WHAT IS REQUIRED:
Copy out each line in the listing below where the word "JSON" appears.

* * * * * * *

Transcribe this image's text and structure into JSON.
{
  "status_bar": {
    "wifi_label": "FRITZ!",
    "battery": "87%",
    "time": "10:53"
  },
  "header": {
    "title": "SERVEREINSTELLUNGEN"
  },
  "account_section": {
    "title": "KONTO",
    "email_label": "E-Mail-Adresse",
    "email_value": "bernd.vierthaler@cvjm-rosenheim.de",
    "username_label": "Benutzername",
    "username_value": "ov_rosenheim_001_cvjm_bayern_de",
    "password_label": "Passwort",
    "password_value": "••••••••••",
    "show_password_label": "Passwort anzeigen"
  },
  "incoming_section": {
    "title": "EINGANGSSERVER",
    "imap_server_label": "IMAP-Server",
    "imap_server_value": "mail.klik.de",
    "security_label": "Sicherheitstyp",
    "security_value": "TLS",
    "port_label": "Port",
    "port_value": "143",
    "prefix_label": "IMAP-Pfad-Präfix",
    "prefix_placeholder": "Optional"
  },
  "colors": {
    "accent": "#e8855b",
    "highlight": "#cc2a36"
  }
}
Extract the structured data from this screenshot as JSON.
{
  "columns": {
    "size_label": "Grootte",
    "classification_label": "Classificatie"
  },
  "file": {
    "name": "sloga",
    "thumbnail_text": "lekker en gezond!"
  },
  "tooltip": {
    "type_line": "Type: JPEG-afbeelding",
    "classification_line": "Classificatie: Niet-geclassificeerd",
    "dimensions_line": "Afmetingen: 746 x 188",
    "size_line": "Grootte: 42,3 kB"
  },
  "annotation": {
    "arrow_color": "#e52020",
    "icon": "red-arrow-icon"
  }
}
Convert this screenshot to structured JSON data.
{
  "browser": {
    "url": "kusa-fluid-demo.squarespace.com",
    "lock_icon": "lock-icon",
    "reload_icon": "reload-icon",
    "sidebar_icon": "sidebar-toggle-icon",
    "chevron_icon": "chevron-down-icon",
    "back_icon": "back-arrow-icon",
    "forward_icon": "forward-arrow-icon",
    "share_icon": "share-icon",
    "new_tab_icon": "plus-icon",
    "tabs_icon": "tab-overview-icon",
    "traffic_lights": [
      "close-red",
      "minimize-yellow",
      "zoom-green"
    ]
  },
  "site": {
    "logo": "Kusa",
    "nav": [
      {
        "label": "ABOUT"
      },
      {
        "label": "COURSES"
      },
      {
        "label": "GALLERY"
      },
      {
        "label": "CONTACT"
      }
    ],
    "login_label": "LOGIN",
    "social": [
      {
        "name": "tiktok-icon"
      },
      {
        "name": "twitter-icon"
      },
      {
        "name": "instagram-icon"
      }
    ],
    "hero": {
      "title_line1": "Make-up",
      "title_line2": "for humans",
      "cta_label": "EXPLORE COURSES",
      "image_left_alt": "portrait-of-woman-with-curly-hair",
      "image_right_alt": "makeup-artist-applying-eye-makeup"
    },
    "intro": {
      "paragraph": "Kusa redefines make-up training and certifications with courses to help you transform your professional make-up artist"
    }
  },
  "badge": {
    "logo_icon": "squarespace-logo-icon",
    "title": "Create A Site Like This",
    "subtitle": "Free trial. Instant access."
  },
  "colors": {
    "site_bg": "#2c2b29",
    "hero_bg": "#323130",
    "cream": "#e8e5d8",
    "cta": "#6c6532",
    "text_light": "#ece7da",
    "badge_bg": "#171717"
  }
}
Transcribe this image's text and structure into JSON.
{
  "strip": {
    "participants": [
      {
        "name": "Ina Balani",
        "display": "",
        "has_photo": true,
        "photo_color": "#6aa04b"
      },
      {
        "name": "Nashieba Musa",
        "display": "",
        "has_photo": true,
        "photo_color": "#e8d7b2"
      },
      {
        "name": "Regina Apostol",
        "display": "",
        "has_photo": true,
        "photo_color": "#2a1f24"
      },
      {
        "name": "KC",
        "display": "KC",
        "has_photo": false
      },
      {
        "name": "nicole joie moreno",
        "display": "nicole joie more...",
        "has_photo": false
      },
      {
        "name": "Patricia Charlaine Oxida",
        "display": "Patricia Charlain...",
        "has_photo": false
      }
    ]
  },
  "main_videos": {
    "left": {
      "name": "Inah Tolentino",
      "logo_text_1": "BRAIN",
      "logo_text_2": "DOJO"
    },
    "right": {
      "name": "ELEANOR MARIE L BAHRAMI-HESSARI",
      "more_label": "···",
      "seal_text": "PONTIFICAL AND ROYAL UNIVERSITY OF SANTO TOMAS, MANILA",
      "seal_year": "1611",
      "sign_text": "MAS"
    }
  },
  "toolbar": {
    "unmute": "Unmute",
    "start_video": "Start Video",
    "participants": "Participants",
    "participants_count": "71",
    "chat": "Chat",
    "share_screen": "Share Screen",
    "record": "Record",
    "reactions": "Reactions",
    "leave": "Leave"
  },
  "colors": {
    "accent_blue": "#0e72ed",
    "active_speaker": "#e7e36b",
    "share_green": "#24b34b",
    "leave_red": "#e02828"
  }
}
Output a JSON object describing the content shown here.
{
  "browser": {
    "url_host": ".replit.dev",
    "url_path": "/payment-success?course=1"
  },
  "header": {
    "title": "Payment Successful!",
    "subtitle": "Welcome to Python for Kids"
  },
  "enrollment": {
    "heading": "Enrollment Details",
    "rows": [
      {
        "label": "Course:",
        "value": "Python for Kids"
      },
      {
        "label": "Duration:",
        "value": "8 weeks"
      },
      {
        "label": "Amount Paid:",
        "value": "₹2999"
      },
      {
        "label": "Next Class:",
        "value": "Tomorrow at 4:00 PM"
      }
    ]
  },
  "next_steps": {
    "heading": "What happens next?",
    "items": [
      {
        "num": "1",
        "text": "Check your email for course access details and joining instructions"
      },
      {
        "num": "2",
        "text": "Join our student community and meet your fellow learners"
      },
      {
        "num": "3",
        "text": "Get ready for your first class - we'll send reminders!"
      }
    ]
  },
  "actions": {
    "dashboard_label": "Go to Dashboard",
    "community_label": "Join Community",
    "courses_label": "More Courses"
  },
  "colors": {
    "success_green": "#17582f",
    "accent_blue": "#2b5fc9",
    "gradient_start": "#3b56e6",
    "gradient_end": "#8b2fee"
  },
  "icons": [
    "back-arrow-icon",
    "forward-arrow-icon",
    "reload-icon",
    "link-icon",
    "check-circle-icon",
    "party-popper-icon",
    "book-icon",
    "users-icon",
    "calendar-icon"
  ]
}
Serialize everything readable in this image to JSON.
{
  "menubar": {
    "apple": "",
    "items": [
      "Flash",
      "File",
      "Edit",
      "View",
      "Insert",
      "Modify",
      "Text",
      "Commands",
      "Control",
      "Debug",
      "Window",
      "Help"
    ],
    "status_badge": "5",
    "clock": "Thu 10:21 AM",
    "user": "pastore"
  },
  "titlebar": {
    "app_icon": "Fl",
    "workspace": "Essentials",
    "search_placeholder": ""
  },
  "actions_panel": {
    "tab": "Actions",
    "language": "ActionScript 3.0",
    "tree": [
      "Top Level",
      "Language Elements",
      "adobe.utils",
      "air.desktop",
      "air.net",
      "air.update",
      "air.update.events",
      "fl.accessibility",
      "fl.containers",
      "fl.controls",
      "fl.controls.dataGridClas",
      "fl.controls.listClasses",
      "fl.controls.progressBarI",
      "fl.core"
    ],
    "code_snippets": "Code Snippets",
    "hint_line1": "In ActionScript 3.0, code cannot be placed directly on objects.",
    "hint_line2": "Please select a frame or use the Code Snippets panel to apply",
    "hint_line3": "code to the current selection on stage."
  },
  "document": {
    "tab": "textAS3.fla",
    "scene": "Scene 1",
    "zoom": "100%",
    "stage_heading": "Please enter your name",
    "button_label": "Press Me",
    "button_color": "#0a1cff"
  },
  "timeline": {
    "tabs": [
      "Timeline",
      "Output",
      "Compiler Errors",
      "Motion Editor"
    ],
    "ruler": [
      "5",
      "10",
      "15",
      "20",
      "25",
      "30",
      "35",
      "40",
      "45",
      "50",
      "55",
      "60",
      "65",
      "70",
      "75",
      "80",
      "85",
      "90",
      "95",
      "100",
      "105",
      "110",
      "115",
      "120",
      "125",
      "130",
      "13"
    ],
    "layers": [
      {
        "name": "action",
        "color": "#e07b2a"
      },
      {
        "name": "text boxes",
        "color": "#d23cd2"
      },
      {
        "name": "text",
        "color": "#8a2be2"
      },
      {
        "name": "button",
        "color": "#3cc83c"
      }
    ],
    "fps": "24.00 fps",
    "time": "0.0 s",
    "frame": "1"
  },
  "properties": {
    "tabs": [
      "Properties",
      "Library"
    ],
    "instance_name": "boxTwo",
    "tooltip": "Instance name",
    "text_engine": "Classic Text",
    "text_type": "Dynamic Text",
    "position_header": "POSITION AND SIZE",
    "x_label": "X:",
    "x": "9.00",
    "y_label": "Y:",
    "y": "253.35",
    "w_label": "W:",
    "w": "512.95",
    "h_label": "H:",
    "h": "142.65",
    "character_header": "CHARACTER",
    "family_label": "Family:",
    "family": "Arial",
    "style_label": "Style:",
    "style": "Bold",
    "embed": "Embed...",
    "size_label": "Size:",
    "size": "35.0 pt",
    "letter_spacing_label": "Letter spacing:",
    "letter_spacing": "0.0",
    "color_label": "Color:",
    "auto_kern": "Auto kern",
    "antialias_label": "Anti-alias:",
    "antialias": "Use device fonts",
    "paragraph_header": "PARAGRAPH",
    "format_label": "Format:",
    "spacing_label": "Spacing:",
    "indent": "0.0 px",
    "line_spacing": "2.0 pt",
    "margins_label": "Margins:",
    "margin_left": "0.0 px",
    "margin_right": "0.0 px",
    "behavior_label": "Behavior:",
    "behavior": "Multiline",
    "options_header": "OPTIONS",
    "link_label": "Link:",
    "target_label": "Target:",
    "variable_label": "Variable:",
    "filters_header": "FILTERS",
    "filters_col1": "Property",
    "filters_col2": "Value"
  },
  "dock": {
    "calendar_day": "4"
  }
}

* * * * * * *

RESPONSE FOR THIS EXERCISE:
Transcribe this image's text and structure into JSON.
Extract the structured data from this screenshot as JSON.
Convert this screenshot to structured JSON data.
Transcribe this image's text and structure into JSON.
Output a JSON object describing the content shown here.
Serialize everything readable in this image to JSON.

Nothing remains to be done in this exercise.